Bhutan (Nepali Origin Bhutanse): Understanding Bhutanese culture and your students
Understanding Bhutanese culture. Learn about Bhutan and your refugee and immigrant students.
Many educators teaching diverse students report that they do not receive enough cultural background information on their students. If you are teaching refugee students, it is important to be aware of newcomers’ backgrounds. The information below is meant to provide an overview of key highlights, so you develop culturally responsive teaching strategies that are in tune with your students’ unique learning styles.
Nepali, Dzongkha, and some English
Teaching in the Classroom
Most Bhutanese refugees have come to the United States from refugee camps in the neighboring nation of Nepal. Education is highly valued among the Nepali Origin Bhutanese. More than 75 percent of Nepali Origin Bhutanese refugees were able to attend school in camp and an estimated 5 to 10 percent of those attended college or university. As students graduated from the camp schools, they went on to develop teaching skills by teaching the younger students in the camp schools.

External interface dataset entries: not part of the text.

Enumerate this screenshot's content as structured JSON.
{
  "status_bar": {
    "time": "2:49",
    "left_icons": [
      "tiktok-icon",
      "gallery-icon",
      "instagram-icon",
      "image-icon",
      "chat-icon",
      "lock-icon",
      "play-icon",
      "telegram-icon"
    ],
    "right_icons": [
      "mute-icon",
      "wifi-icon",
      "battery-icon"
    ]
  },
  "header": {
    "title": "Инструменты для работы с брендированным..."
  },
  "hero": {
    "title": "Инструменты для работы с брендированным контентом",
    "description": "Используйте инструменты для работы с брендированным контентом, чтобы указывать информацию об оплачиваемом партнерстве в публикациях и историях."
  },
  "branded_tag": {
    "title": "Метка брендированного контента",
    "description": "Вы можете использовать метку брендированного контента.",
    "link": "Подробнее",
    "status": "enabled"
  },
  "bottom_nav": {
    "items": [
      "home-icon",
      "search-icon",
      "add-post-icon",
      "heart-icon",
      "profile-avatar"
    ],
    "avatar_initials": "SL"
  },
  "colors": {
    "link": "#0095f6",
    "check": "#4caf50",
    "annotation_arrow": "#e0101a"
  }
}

Education in the refugee camps is free until grade 10. There are many schools in the Nepalese camps starting from kindergarten and below the age of five through primary and secondary school. From 10th to 12th grade refugees must pay a portion of the tuition. Many children from the camps go to boarding schools in Nepal and India for 10th to12th grade. Students leaving for third-country resettlement are given School Leaving Certificates from their respective schools, which can be useful to their future school in their new countries.
The school system in the camps is what Westerners would consider strict and hierarchical. Teaching methodology is old-fashioned and includes rote memorization and recitation exercises. Many students will be unfamiliar with the Western model of expressing individual opinions and creative thinking in the classroom.
Bhutanese families may be in the habit of eating two meals a day—lunch and dinner—which may mean children do not eat breakfast before leaving home in the morning.
Eye contact during conversation is standard. Men and women generally don’t touch in public. Shaking hands between men and women is not common (but is not restricted) so when you meet parents, it’s a good idea to follow their example or to fold your hands over your chest and dip your head in greeting. Moving one’s head from side to side can mean both yes and maybe.
Very often family issues are first discussed with the elders in the family. The elders, in turn, may decide to involve additional community elders. If you need to discuss an issue with a Nepali Origin Bhutanese family, it is a good idea to invite the entire family including grandparents. Many refugees do not know how to drive or lack access to a car, so transportation to school events will be a challenge.
Having come from an environment in which parents knew all their neighbors, families may not supervise children as closely as U.S. parents are accustomed. The concept of privacy, and the value that is placed on it in American culture, is new and may be perceived as somewhat strange, especially in situations related to their children. Parents are less likely to engage in games and play with their children than their American counterparts. Some community members describe a clear distinction drawn between adults’ and children’s activities.
Culture, Gender and Family
This is a very diverse group of refugees in terms of life experience. Some have attended university and worked outside the camps. They can be highly educated and have lived in ‘westernized’ conditions. Others have never left the camps and have had no exposure to western amenities.
Lhotsampas have a caste system that creates a social hierarchy. In the refugee camps in Nepal, and now in the U.S., caste may no longer be an issue for some people, while still having importance for others. This system is kept somewhat underground in interactions with Americans.
Living arrangements typically include many members of an extended family, and the younger generation assumes the responsibility of caring for elderly relatives. The average family size ranges from 6 to 8 children. Within a family, respect is owed to elders, particularly by a daughter-in-law to her mother-in-law. When dealing with a death, members of the immediate family spend thirteen days in formal mourning, which can be challenging for students.
Traditionally, mental illness is a stigmatizing condition. The Nepali Origin Bhutanese have the highest suicide rate of any immigrant group in the US. Traditional gender roles significantly impact health care utilization.
Among Nepali Origin Bhutanese refugee families, out-of-home child care is rarely used. Rather, relatives, or a neighbor from the same background are most likely to care for their children. Babies and children may wear eyeliner, called kohl, and jewelry, such as bracelets. Some traditional kohl contains high levels of lead. Information about lead poisoning should be shared in culturally respectful ways that still support the practice.
Share Your Ideas
If you have comments or additional information or ideas to share on teaching Bhutanese students, please email: firstname.lastname@example.org.
Take our Course for Educators
If you would like more training on how to educate refugee and immigrant students, please consider enrolling in our course, Educating Refugee and Immigrant Students: An Online Course for Teachers.
Print this Information as a PDF
You can download and print this Bhutanese learner profile as a PDF and keep it as a resource in your classroom.